  6. Annie

    It’s turned out well and it looks good. Working out your own pattern will give you confidence to experiment further, not that you need more confidence, you’re intrepid, going where others (me) fear to tread. Excellent!

  7. Giorgia

    I find this kind of jumpers difficult to wear (chinky without sleeves) but how good it is to see what amazing progress you made. I was thinking that less than a year ago you were setting yourself the goal to become a competent knitter and here you are, making your own patterns and getting creative making your own yarn. Fantastic work 🙂 Needless to say, I love what you did with the colours there!

  8. Mary Funt

    It looks wonderful and I love your colour blending and blocking.
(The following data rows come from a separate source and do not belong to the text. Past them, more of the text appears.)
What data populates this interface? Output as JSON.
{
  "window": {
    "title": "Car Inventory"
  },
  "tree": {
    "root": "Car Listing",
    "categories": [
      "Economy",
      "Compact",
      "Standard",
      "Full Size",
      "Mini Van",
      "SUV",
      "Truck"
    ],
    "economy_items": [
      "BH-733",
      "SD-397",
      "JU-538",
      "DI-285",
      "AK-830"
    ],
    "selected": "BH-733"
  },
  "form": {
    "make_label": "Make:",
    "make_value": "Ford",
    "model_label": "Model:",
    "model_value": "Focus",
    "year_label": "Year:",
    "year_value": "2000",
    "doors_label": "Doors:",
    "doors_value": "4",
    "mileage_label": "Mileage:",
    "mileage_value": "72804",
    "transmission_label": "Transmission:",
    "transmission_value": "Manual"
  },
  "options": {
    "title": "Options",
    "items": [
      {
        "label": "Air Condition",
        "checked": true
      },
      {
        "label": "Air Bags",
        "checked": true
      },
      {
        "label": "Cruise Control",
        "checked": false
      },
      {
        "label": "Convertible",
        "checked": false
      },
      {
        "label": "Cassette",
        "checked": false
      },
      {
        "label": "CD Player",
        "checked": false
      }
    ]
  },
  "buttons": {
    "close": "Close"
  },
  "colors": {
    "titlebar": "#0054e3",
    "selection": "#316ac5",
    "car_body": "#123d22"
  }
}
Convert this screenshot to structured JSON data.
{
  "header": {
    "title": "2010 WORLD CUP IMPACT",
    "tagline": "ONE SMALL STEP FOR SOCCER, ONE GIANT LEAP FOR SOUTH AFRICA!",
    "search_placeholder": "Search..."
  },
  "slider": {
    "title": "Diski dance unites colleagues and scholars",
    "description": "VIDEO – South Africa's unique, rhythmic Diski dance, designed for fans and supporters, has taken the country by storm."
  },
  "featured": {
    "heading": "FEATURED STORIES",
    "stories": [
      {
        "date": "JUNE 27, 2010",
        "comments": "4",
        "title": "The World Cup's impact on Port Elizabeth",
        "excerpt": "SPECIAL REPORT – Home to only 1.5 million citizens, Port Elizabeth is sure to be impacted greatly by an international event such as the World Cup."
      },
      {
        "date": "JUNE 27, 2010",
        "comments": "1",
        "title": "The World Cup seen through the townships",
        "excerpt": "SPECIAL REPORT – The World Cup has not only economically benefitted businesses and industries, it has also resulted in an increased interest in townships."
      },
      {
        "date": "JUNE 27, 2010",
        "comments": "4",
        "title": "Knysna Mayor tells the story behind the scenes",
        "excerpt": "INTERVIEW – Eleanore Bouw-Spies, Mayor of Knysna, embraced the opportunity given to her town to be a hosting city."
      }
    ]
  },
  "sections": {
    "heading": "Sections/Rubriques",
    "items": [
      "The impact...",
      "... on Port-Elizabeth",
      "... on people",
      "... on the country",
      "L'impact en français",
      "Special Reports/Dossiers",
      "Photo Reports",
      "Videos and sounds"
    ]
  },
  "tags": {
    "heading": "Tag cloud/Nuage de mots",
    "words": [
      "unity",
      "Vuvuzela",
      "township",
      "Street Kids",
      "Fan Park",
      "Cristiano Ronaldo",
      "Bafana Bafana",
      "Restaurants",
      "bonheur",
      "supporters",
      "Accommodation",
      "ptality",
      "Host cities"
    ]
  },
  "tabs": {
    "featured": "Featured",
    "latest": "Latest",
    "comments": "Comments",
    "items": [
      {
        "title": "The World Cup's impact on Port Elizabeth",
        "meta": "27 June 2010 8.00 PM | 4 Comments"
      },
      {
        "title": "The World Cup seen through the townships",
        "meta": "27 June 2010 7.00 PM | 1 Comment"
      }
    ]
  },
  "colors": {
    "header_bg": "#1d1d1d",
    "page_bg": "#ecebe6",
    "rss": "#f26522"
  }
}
To eliminate the shoulder seams in this bulky knit try grafting ( also called Kitchener stitch). There are loads of tutorials online. Thanks for the glimpse inside Rainshore. Enjoy your weekends there.

  9. Chris

    I love it Kate! I also love seeing how quickly you have mastered knitting. I have gotten a great finish on shoulder seams, especially with chunky yarns, by using a “three needle bind-off”.

  10. Penelope

    Kate – this is great! It’s very flattering and I love how adventurous you are. I’m both a sewist and knitter and your blog and Karen’s are my two favorites. How wonderful to have them “knit together!” It’s such a small world. Please keep experimenting – it’s inspiring and encouraging!

  11. viliene

    Nice one! Suits you really well. You might try what is called grafting on the shoulder seams so they come out as invisivle as the side seams and are not bulky at all. (I am a much better knitter than sewer though I have almost given it up in favour of sewing).

  12. Michelle

    Lovely jumper! I had wondered if using three strands of wool together might give quite a bulky finish but that doesn’t seem to be the case at all. It looks great, and as you say, very wearable.

  13. Helen

    You have done a really great job with this! I love the way you have used 3 strands of tonal colours to get a chunky yarn. There is mention in comments about grafting the shoulder seams. I haven’t tried this myself but have grafted the toe of socks and the first time I did it was amazed at how great it looks.

Leave a Reply